Given data
################

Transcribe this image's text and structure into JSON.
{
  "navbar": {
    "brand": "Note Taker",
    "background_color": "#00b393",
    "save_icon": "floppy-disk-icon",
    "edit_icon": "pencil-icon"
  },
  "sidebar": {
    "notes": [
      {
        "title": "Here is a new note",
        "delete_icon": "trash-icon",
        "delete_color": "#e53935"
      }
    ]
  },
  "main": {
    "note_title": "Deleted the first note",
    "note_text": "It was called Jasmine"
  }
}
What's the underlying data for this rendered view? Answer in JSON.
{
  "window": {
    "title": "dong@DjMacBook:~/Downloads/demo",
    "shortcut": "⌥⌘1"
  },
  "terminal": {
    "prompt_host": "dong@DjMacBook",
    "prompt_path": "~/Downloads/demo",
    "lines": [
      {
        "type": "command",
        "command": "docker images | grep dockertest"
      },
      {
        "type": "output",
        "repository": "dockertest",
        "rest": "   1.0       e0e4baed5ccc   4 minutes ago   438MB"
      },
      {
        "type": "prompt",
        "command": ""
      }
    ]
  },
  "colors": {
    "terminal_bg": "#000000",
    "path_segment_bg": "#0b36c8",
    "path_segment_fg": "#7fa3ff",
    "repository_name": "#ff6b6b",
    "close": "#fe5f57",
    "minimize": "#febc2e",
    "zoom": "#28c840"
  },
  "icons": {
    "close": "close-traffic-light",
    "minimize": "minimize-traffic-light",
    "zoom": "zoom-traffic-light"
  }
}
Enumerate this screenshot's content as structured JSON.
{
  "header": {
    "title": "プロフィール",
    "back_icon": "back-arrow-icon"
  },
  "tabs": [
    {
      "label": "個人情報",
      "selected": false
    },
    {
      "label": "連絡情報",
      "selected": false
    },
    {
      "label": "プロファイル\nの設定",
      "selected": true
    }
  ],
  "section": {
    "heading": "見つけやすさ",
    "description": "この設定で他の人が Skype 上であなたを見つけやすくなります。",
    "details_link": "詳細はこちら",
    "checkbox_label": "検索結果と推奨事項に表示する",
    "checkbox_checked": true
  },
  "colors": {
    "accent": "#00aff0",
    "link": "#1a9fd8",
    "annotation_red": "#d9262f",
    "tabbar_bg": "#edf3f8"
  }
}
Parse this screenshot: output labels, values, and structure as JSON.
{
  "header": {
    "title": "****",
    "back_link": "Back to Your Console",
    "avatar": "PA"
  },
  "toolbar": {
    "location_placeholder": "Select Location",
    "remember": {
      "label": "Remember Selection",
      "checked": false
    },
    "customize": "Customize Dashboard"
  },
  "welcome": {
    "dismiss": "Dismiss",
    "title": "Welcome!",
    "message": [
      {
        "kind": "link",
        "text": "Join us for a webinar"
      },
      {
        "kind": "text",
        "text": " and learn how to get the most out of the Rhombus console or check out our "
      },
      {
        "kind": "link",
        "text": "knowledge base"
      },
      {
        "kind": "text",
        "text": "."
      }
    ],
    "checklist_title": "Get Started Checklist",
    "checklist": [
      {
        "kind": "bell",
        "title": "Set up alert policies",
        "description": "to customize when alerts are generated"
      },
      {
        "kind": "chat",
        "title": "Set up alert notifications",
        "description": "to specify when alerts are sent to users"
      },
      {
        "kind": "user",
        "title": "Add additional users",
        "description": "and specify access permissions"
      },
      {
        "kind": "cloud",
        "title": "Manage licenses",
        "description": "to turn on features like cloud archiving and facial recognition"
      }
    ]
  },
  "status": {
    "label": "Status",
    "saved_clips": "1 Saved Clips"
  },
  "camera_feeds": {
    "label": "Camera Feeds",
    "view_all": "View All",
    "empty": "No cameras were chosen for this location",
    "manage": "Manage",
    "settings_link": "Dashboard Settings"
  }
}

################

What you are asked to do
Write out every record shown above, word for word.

Solution for this exercise
Transcribe this image's text and structure into JSON.
{
  "navbar": {
    "brand": "Note Taker",
    "background_color": "#00b393",
    "save_icon": "floppy-disk-icon",
    "edit_icon": "pencil-icon"
  },
  "sidebar": {
    "notes": [
      {
        "title": "Here is a new note",
        "delete_icon": "trash-icon",
        "delete_color": "#e53935"
      }
    ]
  },
  "main": {
    "note_title": "Deleted the first note",
    "note_text": "It was called Jasmine"
  }
}
What's the underlying data for this rendered view? Answer in JSON.
{
  "window": {
    "title": "dong@DjMacBook:~/Downloads/demo",
    "shortcut": "⌥⌘1"
  },
  "terminal": {
    "prompt_host": "dong@DjMacBook",
    "prompt_path": "~/Downloads/demo",
    "lines": [
      {
        "type": "command",
        "command": "docker images | grep dockertest"
      },
      {
        "type": "output",
        "repository": "dockertest",
        "rest": "   1.0       e0e4baed5ccc   4 minutes ago   438MB"
      },
      {
        "type": "prompt",
        "command": ""
      }
    ]
  },
  "colors": {
    "terminal_bg": "#000000",
    "path_segment_bg": "#0b36c8",
    "path_segment_fg": "#7fa3ff",
    "repository_name": "#ff6b6b",
    "close": "#fe5f57",
    "minimize": "#febc2e",
    "zoom": "#28c840"
  },
  "icons": {
    "close": "close-traffic-light",
    "minimize": "minimize-traffic-light",
    "zoom": "zoom-traffic-light"
  }
}
Enumerate this screenshot's content as structured JSON.
{
  "header": {
    "title": "プロフィール",
    "back_icon": "back-arrow-icon"
  },
  "tabs": [
    {
      "label": "個人情報",
      "selected": false
    },
    {
      "label": "連絡情報",
      "selected": false
    },
    {
      "label": "プロファイル\nの設定",
      "selected": true
    }
  ],
  "section": {
    "heading": "見つけやすさ",
    "description": "この設定で他の人が Skype 上であなたを見つけやすくなります。",
    "details_link": "詳細はこちら",
    "checkbox_label": "検索結果と推奨事項に表示する",
    "checkbox_checked": true
  },
  "colors": {
    "accent": "#00aff0",
    "link": "#1a9fd8",
    "annotation_red": "#d9262f",
    "tabbar_bg": "#edf3f8"
  }
}
Parse this screenshot: output labels, values, and structure as JSON.
{
  "header": {
    "title": "****",
    "back_link": "Back to Your Console",
    "avatar": "PA"
  },
  "toolbar": {
    "location_placeholder": "Select Location",
    "remember": {
      "label": "Remember Selection",
      "checked": false
    },
    "customize": "Customize Dashboard"
  },
  "welcome": {
    "dismiss": "Dismiss",
    "title": "Welcome!",
    "message": [
      {
        "kind": "link",
        "text": "Join us for a webinar"
      },
      {
        "kind": "text",
        "text": " and learn how to get the most out of the Rhombus console or check out our "
      },
      {
        "kind": "link",
        "text": "knowledge base"
      },
      {
        "kind": "text",
        "text": "."
      }
    ],
    "checklist_title": "Get Started Checklist",
    "checklist": [
      {
        "kind": "bell",
        "title": "Set up alert policies",
        "description": "to customize when alerts are generated"
      },
      {
        "kind": "chat",
        "title": "Set up alert notifications",
        "description": "to specify when alerts are sent to users"
      },
      {
        "kind": "user",
        "title": "Add additional users",
        "description": "and specify access permissions"
      },
      {
        "kind": "cloud",
        "title": "Manage licenses",
        "description": "to turn on features like cloud archiving and facial recognition"
      }
    ]
  },
  "status": {
    "label": "Status",
    "saved_clips": "1 Saved Clips"
  },
  "camera_feeds": {
    "label": "Camera Feeds",
    "view_all": "View All",
    "empty": "No cameras were chosen for this location",
    "manage": "Manage",
    "settings_link": "Dashboard Settings"
  }
}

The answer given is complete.